Attorneys for a Kentucky high school student who was at the center of a viral video controversy are suing the Washington Post, seeking $250 million in damages.
The law firm Hemmer DeFrank Wessels on Tuesday wrote a post on its website that said attorneys Lin Wood and Todd McMurtry have filed the lawsuit on behalf of Nicholas Sandmann against the newspaper for "compensatory and punitive damages."
"This is only the beginning," the law firm said.
Sandmann, a student at Covington Catholic High School, was in Washington on January 18 for the annual March for Life rally wearing a red Make American Great Again hat. In a video that gained national attention, he was in an encounter with Omaha tribe elder Nathan Phillips, who was playing a drum and chanting at the Indigenous Peoples March at the Lincoln Memorial on the same day.
Another video that surfaced days later provided additional context for the encounter, but the first video had gone viral, touching off widespread accusations of bigotry as photos of the teenager spread across social media. In the second video, a group of black men who identify as members of the Hebrew Israelites is seen taunting the students from Covington Catholic High School with disparaging language and shouting racist slurs at participants of the Indigenous Peoples Rally and other passersby.
Major news outlets, including the Washington Post, the Associated Press and CNN covered the incident and its aftermath.
The lawsuit claims that the Post "wrongfully targeted and bullied Nicholas because he was the white, Catholic student wearing a red 'Make America Great Again' souvenir cap on a school field trip to the January 18 March for Life in Washington, D.C."
The complaint also accuses the Post of engaging in a "modern-day form of McCarthyism by competing with CNN and NBC, among others, to claim leadership of a mainstream and social media mob of bullies which attacked, vilified, and threatened Nicholas Sandmann, an innocent secondary school child."
A Washington Post spokeswoman told CNN Business that the paper is "reviewing a copy of the lawsuit and we plan to mount a vigorous defense."
Sandmann defended his actions at the time, saying he was trying to defuse the tension and denied allegations that anyone was acting out of racism.
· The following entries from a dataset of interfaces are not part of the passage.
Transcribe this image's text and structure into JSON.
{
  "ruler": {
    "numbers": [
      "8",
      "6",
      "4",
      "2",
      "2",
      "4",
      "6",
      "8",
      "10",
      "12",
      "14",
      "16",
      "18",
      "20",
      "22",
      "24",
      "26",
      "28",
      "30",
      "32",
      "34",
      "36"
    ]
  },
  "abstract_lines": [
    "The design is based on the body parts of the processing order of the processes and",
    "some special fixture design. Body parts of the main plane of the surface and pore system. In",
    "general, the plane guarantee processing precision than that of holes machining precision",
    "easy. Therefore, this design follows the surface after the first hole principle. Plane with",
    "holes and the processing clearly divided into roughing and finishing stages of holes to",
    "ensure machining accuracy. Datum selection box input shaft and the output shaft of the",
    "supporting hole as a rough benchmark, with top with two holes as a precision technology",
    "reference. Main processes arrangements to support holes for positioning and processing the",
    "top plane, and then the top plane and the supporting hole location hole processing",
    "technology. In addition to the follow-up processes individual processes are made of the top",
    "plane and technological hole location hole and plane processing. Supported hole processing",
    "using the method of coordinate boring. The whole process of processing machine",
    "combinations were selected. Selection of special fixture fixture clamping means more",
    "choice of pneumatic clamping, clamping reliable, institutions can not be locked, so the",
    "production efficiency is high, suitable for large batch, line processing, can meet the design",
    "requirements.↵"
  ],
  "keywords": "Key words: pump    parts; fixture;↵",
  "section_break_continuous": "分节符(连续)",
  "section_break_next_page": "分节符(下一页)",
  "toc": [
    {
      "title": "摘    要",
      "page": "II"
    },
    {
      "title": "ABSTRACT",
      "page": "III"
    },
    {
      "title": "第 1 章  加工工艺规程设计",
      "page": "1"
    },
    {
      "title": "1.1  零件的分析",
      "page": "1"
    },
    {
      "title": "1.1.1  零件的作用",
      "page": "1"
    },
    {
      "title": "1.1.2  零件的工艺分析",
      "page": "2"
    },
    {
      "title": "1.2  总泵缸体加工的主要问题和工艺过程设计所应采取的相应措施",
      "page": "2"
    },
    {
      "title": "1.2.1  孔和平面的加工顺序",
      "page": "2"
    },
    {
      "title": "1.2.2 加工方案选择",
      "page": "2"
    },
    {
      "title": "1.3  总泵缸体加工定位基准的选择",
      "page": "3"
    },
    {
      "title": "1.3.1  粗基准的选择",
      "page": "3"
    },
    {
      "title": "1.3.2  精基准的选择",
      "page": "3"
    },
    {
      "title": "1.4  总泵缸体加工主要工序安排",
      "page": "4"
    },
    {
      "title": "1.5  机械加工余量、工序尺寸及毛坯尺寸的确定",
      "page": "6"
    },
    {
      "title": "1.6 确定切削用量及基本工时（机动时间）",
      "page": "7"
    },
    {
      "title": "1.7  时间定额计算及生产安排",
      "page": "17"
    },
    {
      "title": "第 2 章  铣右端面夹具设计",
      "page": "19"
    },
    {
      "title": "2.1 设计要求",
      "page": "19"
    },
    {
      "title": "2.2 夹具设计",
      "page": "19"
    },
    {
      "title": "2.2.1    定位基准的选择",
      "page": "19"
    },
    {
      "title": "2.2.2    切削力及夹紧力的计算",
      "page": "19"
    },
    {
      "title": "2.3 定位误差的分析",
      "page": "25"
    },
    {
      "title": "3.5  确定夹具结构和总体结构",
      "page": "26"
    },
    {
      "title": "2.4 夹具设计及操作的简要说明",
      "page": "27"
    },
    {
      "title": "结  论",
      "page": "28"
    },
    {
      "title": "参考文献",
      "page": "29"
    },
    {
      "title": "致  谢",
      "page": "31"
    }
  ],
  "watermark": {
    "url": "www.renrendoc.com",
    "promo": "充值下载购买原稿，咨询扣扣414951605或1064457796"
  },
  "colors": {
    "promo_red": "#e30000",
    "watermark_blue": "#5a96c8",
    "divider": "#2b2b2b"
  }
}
"I was not intentionally making faces at the protestor," Sandmann said. "I did smile at one point because I wanted him to know that I was not going to become angry, intimidated or be provoked into a larger confrontation."